Page 366. " she will open one of the best houses in Wimpole Street "
Map of Marylebone area of London (1741-5)
Public DomainMap of Marylebone area of London (1741-5) - Credit: John Rocque

 Wimpole Street is situated in London's Marylebone. It developed slowly as a residential area during the 18th century but had become a highly fashionable location by the early 19th century.

Today, many people will associate the name with the poet Elizabeth Barret Browning (1806-1861) who lived at 50 Wimpole Street, but this would not have been an assocation made by Jane Austen herself or by her contemporary readership.

In the mid 18th century map (right), Wimpole Street is not marked - it lies to the west of Cavendish Square, off Henrietta Street.

 

Page 367. " for as she neither played on the piano-forte nor wore fine pelisses "

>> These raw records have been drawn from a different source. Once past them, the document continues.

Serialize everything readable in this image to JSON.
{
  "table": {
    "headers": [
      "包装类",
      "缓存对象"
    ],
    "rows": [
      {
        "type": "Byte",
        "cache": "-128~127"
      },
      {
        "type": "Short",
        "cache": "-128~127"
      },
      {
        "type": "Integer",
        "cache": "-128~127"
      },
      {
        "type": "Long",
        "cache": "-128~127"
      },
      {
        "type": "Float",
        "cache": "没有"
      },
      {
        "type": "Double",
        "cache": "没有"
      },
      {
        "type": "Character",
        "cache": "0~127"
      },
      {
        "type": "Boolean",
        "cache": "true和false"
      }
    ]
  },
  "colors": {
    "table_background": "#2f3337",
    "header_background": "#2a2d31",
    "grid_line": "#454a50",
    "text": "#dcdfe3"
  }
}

 Originally a military garment, the pelisse became a women's fashion item towards the beginning of the 19th century. As worn by women, it was a calf-length coat with an empire waistline (just below the bust), sometimes made of fur, or with a fur lining or trim. During the course of the 19th century, women's dresses became very much fuller and not suited to being worn under the original-style pelisse. However, the term continued to be used to describe a type of dress and a type of cloak, the cloak also being known as a pelisse mantle.

 

 

Page 370. " and some of her's found its way to a circulating library "
Part of building which housed the Circulating Library in Bath
Creative Commons AttributionPart of building which housed the Circulating Library in Bath - Credit: Monkey Myshkin

 Circulating libraries (that is, libraries that circulated books, rather than libraries which moved from place to place!) came into existence in the 18th century and offered a  means of borrowing books rather than buying them. They are generally considered slightly different from the subscription libraries (which developed during the same period) in that they did not demand such a high annual subscription and they concentrated more on light literature, particularly novels. Indeed, it has been suggested that circulating libraries received rather a bad press during the 18th and 19th centuries because of their detrimental effect on readers, particularly female ones.